Warning: include(/home/annezook/public_html/sidebar.php) [function.include]: failed to open stream: Permission denied in /home/annezook/public_html/archives/000810.php on line 91

Warning: include() [function.include]: Failed opening '/home/annezook/public_html/sidebar.php' for inclusion (include_path='.:/usr/lib/php:/usr/local/lib/php') in /home/annezook/public_html/archives/000810.php on line 91
September 02, 2003

It's a topic that comes up from time to time and I always like to add to the body of knowledge (so to speak) on the subject of the latest appearances.

Fandom is not, as some believe, limited to prepubescent girls joining fan clubs for pop stars or people sporting Spock ears and practicing that Vulcan nerve pinch. It's found in all areas of life.

Men who would scorn to explore the emotional subtleties of a Merchant Ivory film by joining a group dedicated to discussing the nuances of the script and performances will spend hours a week for months on end playing "fantasy" sports games. What is that but fandom?

Women who would draw their metaphorical skirts aside to avoid being contaminated with an obsession over a television show will join on-line discussion groups with a preoccupation about embroidery patterns. It's just fandom.

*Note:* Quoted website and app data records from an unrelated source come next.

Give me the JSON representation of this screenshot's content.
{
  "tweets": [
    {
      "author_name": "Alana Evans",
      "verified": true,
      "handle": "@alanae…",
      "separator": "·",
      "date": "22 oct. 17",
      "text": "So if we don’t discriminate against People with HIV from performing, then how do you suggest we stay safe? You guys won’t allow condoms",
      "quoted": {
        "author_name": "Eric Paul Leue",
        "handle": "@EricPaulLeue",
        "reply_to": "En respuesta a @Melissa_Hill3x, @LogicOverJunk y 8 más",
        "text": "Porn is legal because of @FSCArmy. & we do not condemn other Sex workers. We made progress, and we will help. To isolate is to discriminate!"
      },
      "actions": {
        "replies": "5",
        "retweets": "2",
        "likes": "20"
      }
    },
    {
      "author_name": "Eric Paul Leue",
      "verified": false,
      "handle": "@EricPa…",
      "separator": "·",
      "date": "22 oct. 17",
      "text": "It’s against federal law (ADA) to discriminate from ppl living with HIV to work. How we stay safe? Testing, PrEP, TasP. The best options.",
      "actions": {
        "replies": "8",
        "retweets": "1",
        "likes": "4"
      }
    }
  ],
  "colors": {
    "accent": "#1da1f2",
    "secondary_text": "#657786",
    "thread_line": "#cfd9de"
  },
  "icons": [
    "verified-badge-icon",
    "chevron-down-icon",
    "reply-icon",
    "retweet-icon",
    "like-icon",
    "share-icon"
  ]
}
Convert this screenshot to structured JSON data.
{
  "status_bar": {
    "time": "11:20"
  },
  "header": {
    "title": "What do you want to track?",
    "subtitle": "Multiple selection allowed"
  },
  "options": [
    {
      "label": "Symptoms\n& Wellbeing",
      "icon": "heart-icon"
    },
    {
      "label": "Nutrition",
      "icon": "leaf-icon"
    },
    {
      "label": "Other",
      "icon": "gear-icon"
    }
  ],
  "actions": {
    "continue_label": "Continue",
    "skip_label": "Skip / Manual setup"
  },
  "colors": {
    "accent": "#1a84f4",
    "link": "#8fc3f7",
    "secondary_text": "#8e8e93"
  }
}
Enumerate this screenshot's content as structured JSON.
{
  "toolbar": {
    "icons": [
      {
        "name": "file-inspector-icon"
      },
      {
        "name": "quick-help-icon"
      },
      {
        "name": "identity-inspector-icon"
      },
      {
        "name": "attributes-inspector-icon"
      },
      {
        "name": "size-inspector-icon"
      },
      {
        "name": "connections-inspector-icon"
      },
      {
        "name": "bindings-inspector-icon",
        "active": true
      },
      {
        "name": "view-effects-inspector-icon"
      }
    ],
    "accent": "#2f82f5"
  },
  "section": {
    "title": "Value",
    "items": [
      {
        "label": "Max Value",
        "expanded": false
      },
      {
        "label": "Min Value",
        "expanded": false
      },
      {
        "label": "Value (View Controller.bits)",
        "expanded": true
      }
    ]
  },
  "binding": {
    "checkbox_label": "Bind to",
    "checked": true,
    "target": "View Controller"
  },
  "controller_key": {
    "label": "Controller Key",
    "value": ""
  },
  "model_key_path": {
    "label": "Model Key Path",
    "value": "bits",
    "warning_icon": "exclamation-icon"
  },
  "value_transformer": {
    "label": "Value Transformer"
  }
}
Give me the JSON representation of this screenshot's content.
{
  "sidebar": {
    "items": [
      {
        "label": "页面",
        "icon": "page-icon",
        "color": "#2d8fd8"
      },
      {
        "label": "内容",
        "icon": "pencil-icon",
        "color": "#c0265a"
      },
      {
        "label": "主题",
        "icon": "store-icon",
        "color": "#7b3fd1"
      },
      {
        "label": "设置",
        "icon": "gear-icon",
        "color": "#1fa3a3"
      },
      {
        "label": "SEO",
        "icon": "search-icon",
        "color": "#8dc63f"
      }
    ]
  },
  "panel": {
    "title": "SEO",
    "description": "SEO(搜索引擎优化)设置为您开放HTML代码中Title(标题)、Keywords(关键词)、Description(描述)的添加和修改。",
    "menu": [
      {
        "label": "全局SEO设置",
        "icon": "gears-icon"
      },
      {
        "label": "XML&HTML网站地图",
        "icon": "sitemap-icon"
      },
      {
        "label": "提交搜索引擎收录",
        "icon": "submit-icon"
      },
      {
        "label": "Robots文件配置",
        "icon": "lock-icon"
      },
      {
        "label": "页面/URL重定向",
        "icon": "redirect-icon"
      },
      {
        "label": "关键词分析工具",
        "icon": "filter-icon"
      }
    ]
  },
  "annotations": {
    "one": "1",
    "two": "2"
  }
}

Anyhow. The latest outbreak is in the world of art where a guy named Seward Johnson (Or something. It's hard to get the names right from the radio when you're fighting rush-hour traffic), one of the heirs to the Johnson & Johnson fortune, is gaining establishment acceptance for his particular fannish obsession.

It seems that Mr. Johnson has decided that great Impressionist works by painters such as Renoir should be turned into...wait for it....interactive dioramas.

He recreates scenes from famous pictures and the viewer is encouraged to wander into the space to see details not included in the original painting and to view the scenes from other than the artist's perspective. That's the bit that distinctly identifies this as a fannish obsession, the bit where he adds his own interpretations to the work.

"I am recreating the artistís subject, not his work," Johnson explains. "The artist painted only part of what he saw. What is beyond his frame is my territory. I have a tremendous amount of fun deciding what else to include."

If he wasn't a multi-multi-millionaire, he'd be just another fanboy.

These life-sized 3D renditions open in the Corcoran soon and the exhibition will be traveling to (one presumes) a limited number of other museums.

I have a passion for Impressionist art, but I'm not sure I'd go see Johnson's toys even if they showed up in Denver. (On the other hand, I'm looking forward to visiting the "Sargent in Italy" exhibit at the Denver Art Museum this weekend.)

Posted by AnneZook at 01:27 PM


Oh, I actually think this is a really good idea, it'll get a lot of people to appreciate (and want to find out more about) the original after their interactive experience with the copy. But then, I've been involved in various fandoms my entire adult life, so what do I know? :)

Posted by: Elayne Riggs at September 3, 2003 06:48 AM

Well, so have I, but I'm proud to say I've never lost my amateur status. :)

Seriously, a Monet is a Monet, no matter what subject the artist chose to paint each time.

This guy could have made dioramas of anything and no one would have cared. It's only because he's choosing famous paintings that anyone is taking him seriously. If it's not "art" without riding on Renoir's or Monet's coattails, then it's not art. It's just a gimmick.

IMO, of course.

Posted by: Anne at September 3, 2003 07:50 AM

I completely agree with your summation of what amounts to fandom by Mr. Johnson. I actually work at the Museum of Art in Fort Lauderdale. This same show was presented to our Exhibitions committee by a former interim director, they turned it down unanimously. After seeing this show and the reviews it has garnered, I can say quite honestly, thank god we didn't get saddled with Mr. Richy Rich's latest endeavor. I would refer you all to the art review by Washington Post art critic, Blake Gopnik, I think he accurately captures the spirit of the show, or is it lack of?

Posted by: Shauntelle at October 2, 2003 12:50 PM